R.V. College of Engineering, Mysore road, Bengaluru, India
*Corresponding Author: Yash Agarwal, R.V. College of Engineering, Mysore road, Bengaluru, India.
Received: March 26, 2021; Published: April 28, 2021
Agriculture/Farming has historically proved to be a major factor which guided the evolution of human civilization. Right after the beginning of agriculture revolution 12,000 years ago which came after the human cognitive revolution, the settlement patterns and food habits of humans changed drastically. People started living in large numbers practicing agriculture and thus the first villages came into being. The oldest civilizations like that of Indus valley are known to be agriculture based harnessing the fertile lands near the banks of river Indus.
Agriculture continues to influence human behavior in the modern world of 21st century but not in the same manner as it did in older times. The advent of technology and emergence of higher standards of living have resulted in large scale migratory behavior among humans. Everyday more and more people are migrating to urban areas in search of better livelihood. This is in turn affecting the agricultural practices especially in the developing countries. Agriculture still continues to be a laborious and underpaying means of livelihood in developing countries largely due to lower degree of mechanization and limited reach of advanced agricultural techniques. The upcoming generations in the rural areas no longer want to engage in farming. This coupled with an ever decreasing arable land have started to pose serious issues. Developing countries like India has seen a decline in the contribution of agriculture to the country’s economy despite half of country’s population being engaged in the agricultural practices. There are also various food security concerns being raised in parts of the world.
The past one year of Covid 19 pandemic further exposed glaring problems in the current agricultural setup. The lockdowns imposed as a result led to breaks in supply chains of crops from rural to urban areas. Farmers couldn’t get their produce to the right markets due to the restrictions in various places. Also a fear ensued among the people living in cities regarding shortage of supplies which led to hoarding. Although there wasn’t many instances of shortage of food crops and other supplies in the cities, the large dependency of urban areas on rural areas for agricultural supplies was exposed. In case of a prolonged logistics breakdown similar to the pandemic induced lockdown, can seriously affect the food security of urban areas. From where will the food come to feed millions living in cities if villages are not able to supply?

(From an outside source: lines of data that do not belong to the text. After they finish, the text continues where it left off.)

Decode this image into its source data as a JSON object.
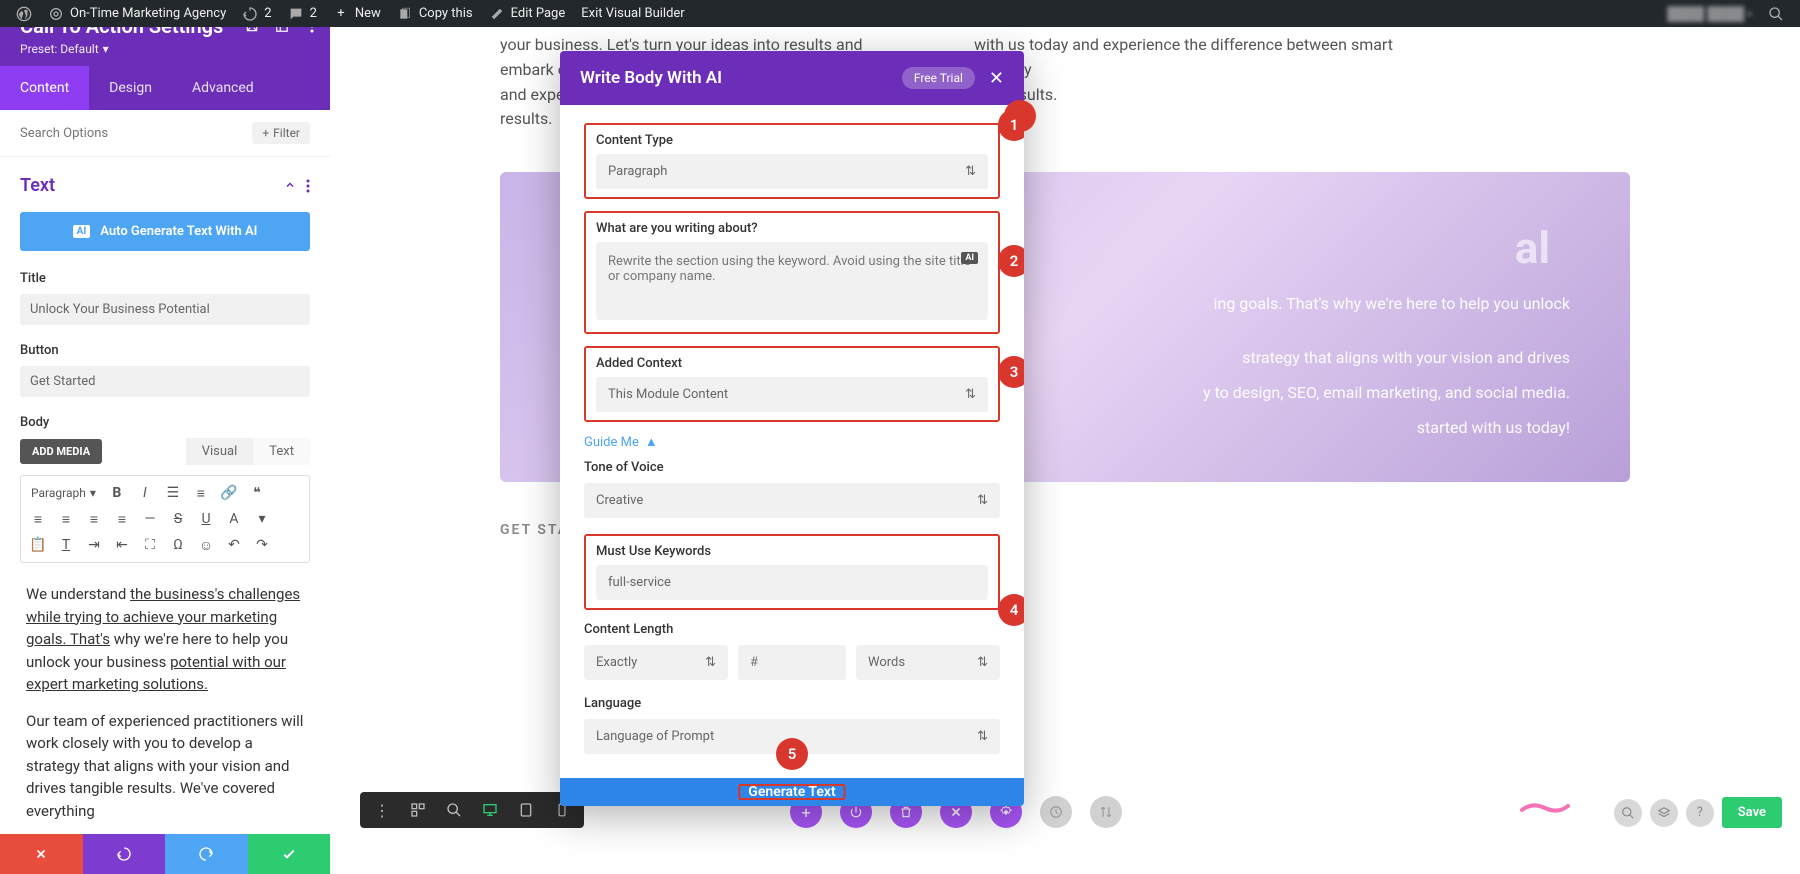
{
  "adminBar": {
    "site": "On-Time Marketing Agency",
    "revisions": "2",
    "comments": "2",
    "new": "New",
    "copy": "Copy this",
    "edit": "Edit Page",
    "exit": "Exit Visual Builder"
  },
  "sidebar": {
    "title": "Call To Action Settings",
    "preset": "Preset: Default",
    "tabs": {
      "content": "Content",
      "design": "Design",
      "advanced": "Advanced"
    },
    "searchPlaceholder": "Search Options",
    "filter": "Filter",
    "section": "Text",
    "aiBtn": "Auto Generate Text With AI",
    "aiBadge": "AI",
    "titleLabel": "Title",
    "titleValue": "Unlock Your Business Potential",
    "buttonLabel": "Button",
    "buttonValue": "Get Started",
    "bodyLabel": "Body",
    "addMedia": "ADD MEDIA",
    "visual": "Visual",
    "textTab": "Text",
    "paraSelect": "Paragraph",
    "bodyP1a": "We understand ",
    "bodyP1b": "the business's challenges while trying to achieve your marketing goals. That's",
    "bodyP1c": " why we're here to help you unlock your business ",
    "bodyP1d": "potential with our expert marketing solutions.",
    "bodyP2": "Our team of experienced practitioners will work closely with you to develop a strategy that aligns with your vision and drives tangible results. We've covered everything"
  },
  "canvas": {
    "p1": "your business. Let's turn your ideas into results and embark on a journey t",
    "p1b": "and expe",
    "p1c": "results.",
    "p2": "with us today and experience the difference between smart strategy",
    "p2b": "ong results.",
    "heroTitle": "al",
    "heroP1": "ing goals. That's why we're here to help you unlock",
    "heroP2": "strategy that aligns with your vision and drives",
    "heroP3": "y to design, SEO, email marketing, and social media.",
    "heroP4": "started with us today!",
    "getStarted": "GET STARTED"
  },
  "modal": {
    "title": "Write Body With AI",
    "freeTrial": "Free Trial",
    "contentTypeLabel": "Content Type",
    "contentTypeValue": "Paragraph",
    "writingLabel": "What are you writing about?",
    "writingValue": "Rewrite the section using the keyword. Avoid using the site title or company name.",
    "contextLabel": "Added Context",
    "contextValue": "This Module Content",
    "guide": "Guide Me",
    "toneLabel": "Tone of Voice",
    "toneValue": "Creative",
    "keywordsLabel": "Must Use Keywords",
    "keywordsValue": "full-service",
    "lengthLabel": "Content Length",
    "lengthValue": "Exactly",
    "numPlaceholder": "#",
    "unitValue": "Words",
    "langLabel": "Language",
    "langValue": "Language of Prompt",
    "generate": "Generate Text",
    "badges": {
      "b1": "1",
      "b2": "2",
      "b3": "3",
      "b4": "4",
      "b5": "5"
    }
  },
  "save": "Save"
}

This necessitates the urban areas not to be entirely dependent on rural areas. Large scale Urban farming could be a potential solution. In cities we don’t have the luxury of large patches of arable land which shifts our focus to non-traditional farming practices like aeroponics, hydroponics, aquaponics, vertical and terrace farming. But such practices are not yet widely adopted. Such practices are largely limited to people who follow farming as a hobby in cities like kitchen gardens and terrace gardens. But what is needed is a system to scale such practices to commercial scale. This might not seem a viable option at first due to lack of agricultural land and required expertise in cities.
This is where we can leverage a combination of vertical farming and smart IOT enabled farming. Having multiple vertical stacks to grow crops, starting from certain vegetables initially can do wonders. The stacks can increase available space for growing crops by multiple times. But still we might not have the required skilled workforce to run such setups on a commercial scale. IOT and sensor technologies can really prove to be helpful here. A variety of sensors and actuators can be deployed in such vertical farming setups to monitor and automatically calibrate various parameters essential for crop growth like soil moisture, temperature, soil pH, light intensity, etc. Thus, even a person with no actual prior experience in farming can easily grow crops using such setup. The biggest advantage such system offers is that it can be integrated with any sort of farming practice both conventional and non-conventional (like aeroponics). The sensors can also collect the essential parameter data which can be further processed to predict crop growth patterns. Interestingly we can also solve the problem of large scale migration of village people to cities using such system. Generally, such people are employed as laborers in cities with poor working conditions. But such section of people may inherently have agricultural knowledge due to their rural roots. They can form the ideal workforce to maintain such urban farming setups.
Thus, smart urban vertical farming setups seem to be solving all our problems. But there can be a number of challenges related to their scalability and efficient implementation making them commercially sustainable. It is evident from recent experiences that agriculture and food production as a whole may require certain drastic changes due to new challenges our world is facing. Urban smart farming could be such a step which may not seem essential as of now but might become an absolute necessity in near future.
Citation: Yash Agarwal. “Urban Farming: A Necessity or a Hobby for Few". Acta Scientific Agriculture 5.5 (2021): 117-118.
Copyright: © 2021 Yash Agarwal. This is an open-access article distributed under the terms of the Creative Commons Attribution License, which permits unrestricted use, distribution, and reproduction in any medium, provided the original author and source are credited.